On the whole, at least when it comes to speed and fluidity or battery life, it's certainly one area we wouldn't use as a factor to decide which of the two phones you should buy. 

Cameras 

  • Samsung: Triple camera system
    • 12MP f/1.8 primary dual pixel - PDAF/OIS
    • 12MP f/2.2 ultrawide 
    • 8MP f/2.4 telephoto 3x zoom - PDAF/OIS
  • Pixel: Dual camera system
    • 50MP f/1.9 primary dual pixel - PDAF/Laser AF/OIS
    • 12MP f/2.2 ultrawide 
  • Both: 4K video up to 60fps

When it comes to cameras, the two phones have slightly different make-ups. The most obvious difference being that Pixel 6 doesn't have a dedicated zoom camera like the S21 FE does.
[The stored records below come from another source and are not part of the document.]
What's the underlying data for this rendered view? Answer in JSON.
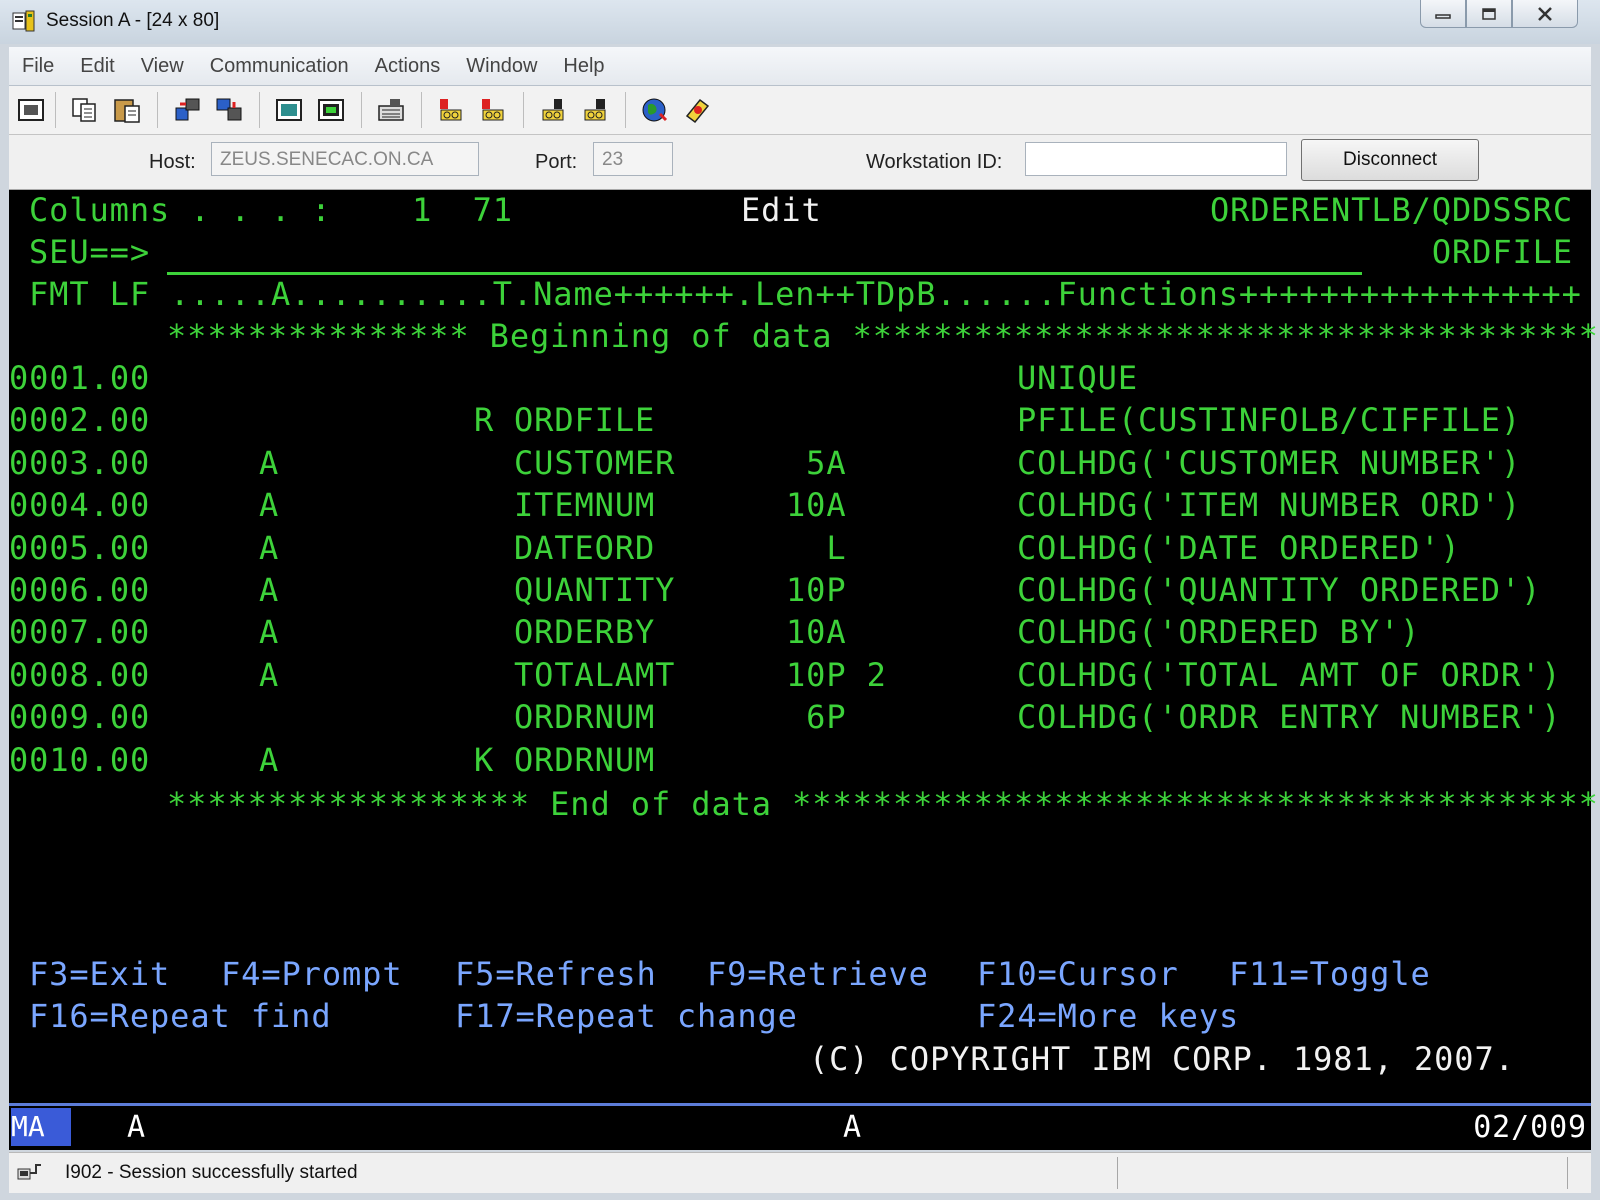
{
  "window": {
    "title": "Session A - [24 x 80]"
  },
  "menu": [
    "File",
    "Edit",
    "View",
    "Communication",
    "Actions",
    "Window",
    "Help"
  ],
  "toolbar": {
    "icons": [
      "display-icon",
      "copy-icon",
      "paste-icon",
      "send-file-icon",
      "receive-file-icon",
      "print-screen-icon",
      "display-options-icon",
      "keyboard-icon",
      "macro-record-icon",
      "macro-play-icon",
      "macro-stop-icon",
      "macro-play2-icon",
      "globe-icon",
      "help-icon"
    ]
  },
  "host": {
    "host_label": "Host:",
    "host_value": "ZEUS.SENECAC.ON.CA",
    "port_label": "Port:",
    "port_value": "23",
    "ws_label": "Workstation ID:",
    "ws_value": "",
    "disconnect_label": "Disconnect"
  },
  "screen": {
    "header": {
      "columns": "Columns . . . :    1  71",
      "mode": "Edit",
      "library": "ORDERENTLB/QDDSSRC",
      "seu_prompt": "SEU==>",
      "member": "ORDFILE",
      "format_line": "FMT LF .....A..........T.Name++++++.Len++TDpB......Functions+++++++++++++++++",
      "beginning": "*************** Beginning of data *************************************",
      "end": "****************** End of data ****************************************"
    },
    "rows": [
      {
        "seq": "0001.00",
        "a": "",
        "t": "",
        "name": "",
        "len": "",
        "functions": "UNIQUE"
      },
      {
        "seq": "0002.00",
        "a": "",
        "t": "R",
        "name": "ORDFILE",
        "len": "",
        "functions": "PFILE(CUSTINFOLB/CIFFILE)"
      },
      {
        "seq": "0003.00",
        "a": "A",
        "t": "",
        "name": "CUSTOMER",
        "len": " 5A",
        "functions": "COLHDG('CUSTOMER NUMBER')"
      },
      {
        "seq": "0004.00",
        "a": "A",
        "t": "",
        "name": "ITEMNUM",
        "len": "10A",
        "functions": "COLHDG('ITEM NUMBER ORD')"
      },
      {
        "seq": "0005.00",
        "a": "A",
        "t": "",
        "name": "DATEORD",
        "len": "  L",
        "functions": "COLHDG('DATE ORDERED')"
      },
      {
        "seq": "0006.00",
        "a": "A",
        "t": "",
        "name": "QUANTITY",
        "len": "10P",
        "functions": "COLHDG('QUANTITY ORDERED')"
      },
      {
        "seq": "0007.00",
        "a": "A",
        "t": "",
        "name": "ORDERBY",
        "len": "10A",
        "functions": "COLHDG('ORDERED BY')"
      },
      {
        "seq": "0008.00",
        "a": "A",
        "t": "",
        "name": "TOTALAMT",
        "len": "10P 2",
        "functions": "COLHDG('TOTAL AMT OF ORDR')"
      },
      {
        "seq": "0009.00",
        "a": "",
        "t": "",
        "name": "ORDRNUM",
        "len": " 6P",
        "functions": "COLHDG('ORDR ENTRY NUMBER')"
      },
      {
        "seq": "0010.00",
        "a": "A",
        "t": "K",
        "name": "ORDRNUM",
        "len": "",
        "functions": ""
      }
    ],
    "fkeys": {
      "row1": [
        {
          "label": "F3=Exit"
        },
        {
          "label": "F4=Prompt"
        },
        {
          "label": "F5=Refresh"
        },
        {
          "label": "F9=Retrieve"
        },
        {
          "label": "F10=Cursor"
        },
        {
          "label": "F11=Toggle"
        }
      ],
      "row2": [
        {
          "label": "F16=Repeat find"
        },
        {
          "label": "F17=Repeat change"
        },
        {
          "label": "F24=More keys"
        }
      ]
    },
    "copyright": "(C) COPYRIGHT IBM CORP. 1981, 2007."
  },
  "oia": {
    "ma": "MA",
    "a1": "A",
    "a2": "A",
    "cursor": "02/009"
  },
  "status": {
    "message": "I902 - Session successfully started"
  },
  "colors": {
    "terminal_bg": "#000000",
    "terminal_green": "#3dd23a",
    "terminal_white": "#f2f2f2",
    "terminal_blue": "#7aa6ff",
    "oia_accent": "#3a5bd8"
  }
}
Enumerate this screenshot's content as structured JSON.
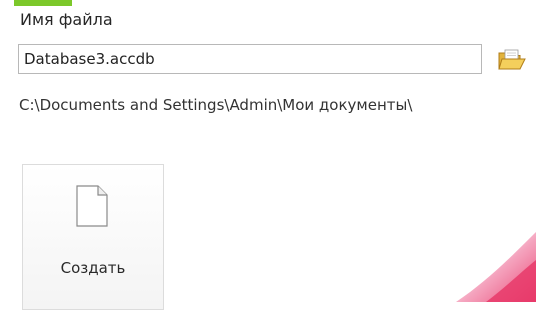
{
  "colors": {
    "accent": "#7cc82a",
    "swoosh": "#e83a6a"
  },
  "file": {
    "label": "Имя файла",
    "value": "Database3.accdb",
    "browse_icon": "open-folder-icon",
    "path": "C:\\Documents and Settings\\Admin\\Мои документы\\"
  },
  "actions": {
    "create_label": "Создать",
    "create_icon": "blank-document-icon"
  }
}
But that doesn't make as big a difference as you might think in actual usage. It still has a pretty good 2x digital zoom, which gets you closer to the action and gives you decent, sharp images. 

When you compare results, particularly in daylight, you'll see the two have different approaches to colour reproduction, but both can give you that vibrant, slightly unnatural result. But of the two, the Pixel seems closer to natural colouring, and has better detail.

The thing we most noticed though was that Google's HDR performance was better, so in the parts of the image where you have bright highlights due to direct light, the Pixel was much better at evening that out and retaining the detail. And it didn't matter if we were using the ultrawide or the main camera, it was the same. 

Both feature decent night mode abilities too, offering a way to shoot lowlight, completely handheld shots without any need for stabilisation. There are differences here too, but both are solid. Using the main camera, the Pixel seemed better at lifting detail out of the shadows and evening out highlights, but Samsung's ultrawide seems to lift more light by default. Although, results from both ultrawides at night time can be quite odd and unnatural looking. Oversharpened with over contrasty looks. 

Software 

  • Both: Android 12
  • Samsung: One UI 4
  • Pixel: Pixel launcher

Oddly enough, it's maybe in software that reading the spec sheet really doesn't give you a full understanding of the differences in experience between the two phones. Because - after all - both run Android 12. They just feel very different. 

One UI 4 - Samsung's skin - is very similar to previous versions, with big, colourful app icons, and lots of extras Samsung likes to add in. It has adopted Android 12's ability to theme the interface based on colours from wallpapers, but, that's about all that's changed. Most of it - stylistically - is the same as before. 

Google's version is quite different. Everything from the drop-down settings, phone dialler and pre-installed keyboard gets themed. And there are - of course - all this new widgets, giving it a much more whimsical feel. It's a redesign that will certainly divide opinion, but I happen to like it a lot. And it's one of the big reasons I'd choose Pixel 6 over most other Android phones, including the S21 FE. 

Price

  • Both: £599 in the UK

Here's one are where you won't need to base any decision on: the price. Both retail for exactly the same figure. Although they may cost slightly different amounts if you take them on contract with a carrier plan, the two phones are very similar in price. 

Conclusion 

In the end, we think what it comes down to are a couple of things. Pixel - of course - has that new software experience, which we really like. And, it has the better camera performance. 

If you care more about media consumption, we think the display on the Samsung is better, and the slimmer, more comfortable build is something to consider as well. Or if you really want a zoom camera, there is that on the Samsung. 

Writing by Cam Bunton.